◆ The task ◆
Below are the records. Count the lines containing the string "icon", and reply with the number alone.

◆ Data records ◆
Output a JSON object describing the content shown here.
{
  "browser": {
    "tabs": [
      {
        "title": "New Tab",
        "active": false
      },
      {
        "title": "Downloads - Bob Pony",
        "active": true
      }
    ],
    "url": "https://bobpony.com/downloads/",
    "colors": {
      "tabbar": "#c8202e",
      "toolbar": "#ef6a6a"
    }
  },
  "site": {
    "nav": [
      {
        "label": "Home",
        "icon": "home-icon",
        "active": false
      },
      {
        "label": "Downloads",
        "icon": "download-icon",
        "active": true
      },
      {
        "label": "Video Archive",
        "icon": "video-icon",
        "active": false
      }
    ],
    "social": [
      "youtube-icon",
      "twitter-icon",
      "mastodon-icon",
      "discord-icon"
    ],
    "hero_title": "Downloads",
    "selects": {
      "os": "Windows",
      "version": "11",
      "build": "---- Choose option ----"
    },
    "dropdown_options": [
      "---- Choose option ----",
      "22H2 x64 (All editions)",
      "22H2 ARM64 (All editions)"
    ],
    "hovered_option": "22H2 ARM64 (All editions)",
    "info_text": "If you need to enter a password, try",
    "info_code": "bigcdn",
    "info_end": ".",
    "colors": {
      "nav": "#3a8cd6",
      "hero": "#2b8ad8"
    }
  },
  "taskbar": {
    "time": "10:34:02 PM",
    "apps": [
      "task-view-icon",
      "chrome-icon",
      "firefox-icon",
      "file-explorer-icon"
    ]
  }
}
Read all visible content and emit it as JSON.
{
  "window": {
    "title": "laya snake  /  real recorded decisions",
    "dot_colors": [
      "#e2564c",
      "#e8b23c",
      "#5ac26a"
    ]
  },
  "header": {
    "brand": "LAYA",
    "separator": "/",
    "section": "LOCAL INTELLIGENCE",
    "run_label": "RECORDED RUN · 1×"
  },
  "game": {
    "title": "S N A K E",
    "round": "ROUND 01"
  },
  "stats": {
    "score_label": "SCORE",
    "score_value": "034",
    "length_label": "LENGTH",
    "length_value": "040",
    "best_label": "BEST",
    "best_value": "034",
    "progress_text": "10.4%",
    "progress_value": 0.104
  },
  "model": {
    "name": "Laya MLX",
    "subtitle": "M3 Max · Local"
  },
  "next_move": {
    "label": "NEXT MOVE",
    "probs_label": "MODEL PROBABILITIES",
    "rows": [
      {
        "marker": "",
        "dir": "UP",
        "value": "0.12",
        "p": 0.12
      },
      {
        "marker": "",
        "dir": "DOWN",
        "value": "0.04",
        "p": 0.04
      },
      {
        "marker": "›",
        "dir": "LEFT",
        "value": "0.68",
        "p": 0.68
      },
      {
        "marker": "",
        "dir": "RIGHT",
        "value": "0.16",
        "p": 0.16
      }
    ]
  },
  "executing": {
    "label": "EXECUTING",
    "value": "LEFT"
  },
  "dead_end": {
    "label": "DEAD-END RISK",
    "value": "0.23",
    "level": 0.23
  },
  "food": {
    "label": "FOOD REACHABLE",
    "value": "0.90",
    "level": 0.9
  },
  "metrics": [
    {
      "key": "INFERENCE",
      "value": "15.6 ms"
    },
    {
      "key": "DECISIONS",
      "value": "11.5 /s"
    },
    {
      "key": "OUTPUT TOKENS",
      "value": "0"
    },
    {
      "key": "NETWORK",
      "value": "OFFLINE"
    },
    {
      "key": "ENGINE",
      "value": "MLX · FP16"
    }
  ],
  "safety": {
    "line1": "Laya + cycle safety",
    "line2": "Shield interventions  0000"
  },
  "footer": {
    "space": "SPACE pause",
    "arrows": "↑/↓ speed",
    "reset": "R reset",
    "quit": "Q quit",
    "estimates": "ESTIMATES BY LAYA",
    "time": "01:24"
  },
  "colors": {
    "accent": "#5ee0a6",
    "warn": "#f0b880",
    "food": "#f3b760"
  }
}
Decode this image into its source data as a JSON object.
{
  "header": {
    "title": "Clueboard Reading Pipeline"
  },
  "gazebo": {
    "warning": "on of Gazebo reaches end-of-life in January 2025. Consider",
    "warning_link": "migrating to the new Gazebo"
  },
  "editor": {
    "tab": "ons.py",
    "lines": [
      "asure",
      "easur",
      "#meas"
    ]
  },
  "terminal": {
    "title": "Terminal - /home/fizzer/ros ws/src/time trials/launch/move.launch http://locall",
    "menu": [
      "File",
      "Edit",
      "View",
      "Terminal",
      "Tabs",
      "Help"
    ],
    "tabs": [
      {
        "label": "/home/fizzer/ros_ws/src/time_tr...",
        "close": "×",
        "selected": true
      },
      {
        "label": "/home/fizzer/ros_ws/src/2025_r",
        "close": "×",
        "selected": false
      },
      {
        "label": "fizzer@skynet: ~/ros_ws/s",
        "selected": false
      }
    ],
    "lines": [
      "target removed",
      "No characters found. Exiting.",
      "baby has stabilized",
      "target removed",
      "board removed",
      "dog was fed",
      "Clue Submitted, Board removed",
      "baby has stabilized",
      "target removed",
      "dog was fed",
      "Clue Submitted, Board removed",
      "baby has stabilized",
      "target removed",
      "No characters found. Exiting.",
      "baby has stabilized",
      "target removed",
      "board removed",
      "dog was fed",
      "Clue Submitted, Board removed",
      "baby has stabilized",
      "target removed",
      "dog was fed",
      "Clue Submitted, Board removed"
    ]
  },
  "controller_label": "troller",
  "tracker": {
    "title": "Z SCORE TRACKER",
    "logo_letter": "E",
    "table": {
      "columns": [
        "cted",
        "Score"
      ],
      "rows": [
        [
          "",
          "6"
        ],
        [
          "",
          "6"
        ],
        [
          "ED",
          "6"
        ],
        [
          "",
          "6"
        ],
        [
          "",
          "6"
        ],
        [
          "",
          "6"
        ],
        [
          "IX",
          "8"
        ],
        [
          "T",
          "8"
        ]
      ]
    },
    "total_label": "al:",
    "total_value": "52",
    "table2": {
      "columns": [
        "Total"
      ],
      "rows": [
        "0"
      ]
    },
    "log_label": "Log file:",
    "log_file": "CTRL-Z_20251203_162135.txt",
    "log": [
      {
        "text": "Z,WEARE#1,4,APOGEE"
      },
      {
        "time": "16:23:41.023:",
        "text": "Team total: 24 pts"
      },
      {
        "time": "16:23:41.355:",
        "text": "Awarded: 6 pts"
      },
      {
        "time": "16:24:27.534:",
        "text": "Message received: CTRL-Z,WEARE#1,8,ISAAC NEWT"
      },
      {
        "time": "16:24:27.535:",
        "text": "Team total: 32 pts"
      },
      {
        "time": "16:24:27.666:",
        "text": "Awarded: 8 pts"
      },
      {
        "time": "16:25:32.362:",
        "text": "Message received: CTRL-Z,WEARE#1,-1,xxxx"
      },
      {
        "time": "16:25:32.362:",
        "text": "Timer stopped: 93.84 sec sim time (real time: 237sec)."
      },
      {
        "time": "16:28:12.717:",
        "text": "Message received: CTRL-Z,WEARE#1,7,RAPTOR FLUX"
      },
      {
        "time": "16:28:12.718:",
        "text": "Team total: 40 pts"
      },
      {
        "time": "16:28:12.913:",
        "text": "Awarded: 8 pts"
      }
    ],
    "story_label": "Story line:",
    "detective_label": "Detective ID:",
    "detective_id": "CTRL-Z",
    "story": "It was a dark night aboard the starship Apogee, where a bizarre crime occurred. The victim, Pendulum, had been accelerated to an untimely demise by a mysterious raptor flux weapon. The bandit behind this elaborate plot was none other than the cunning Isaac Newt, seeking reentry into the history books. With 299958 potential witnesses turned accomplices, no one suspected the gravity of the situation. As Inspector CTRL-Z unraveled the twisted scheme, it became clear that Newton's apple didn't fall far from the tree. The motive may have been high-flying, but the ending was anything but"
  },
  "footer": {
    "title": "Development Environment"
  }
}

◆ Exercise output ◆
11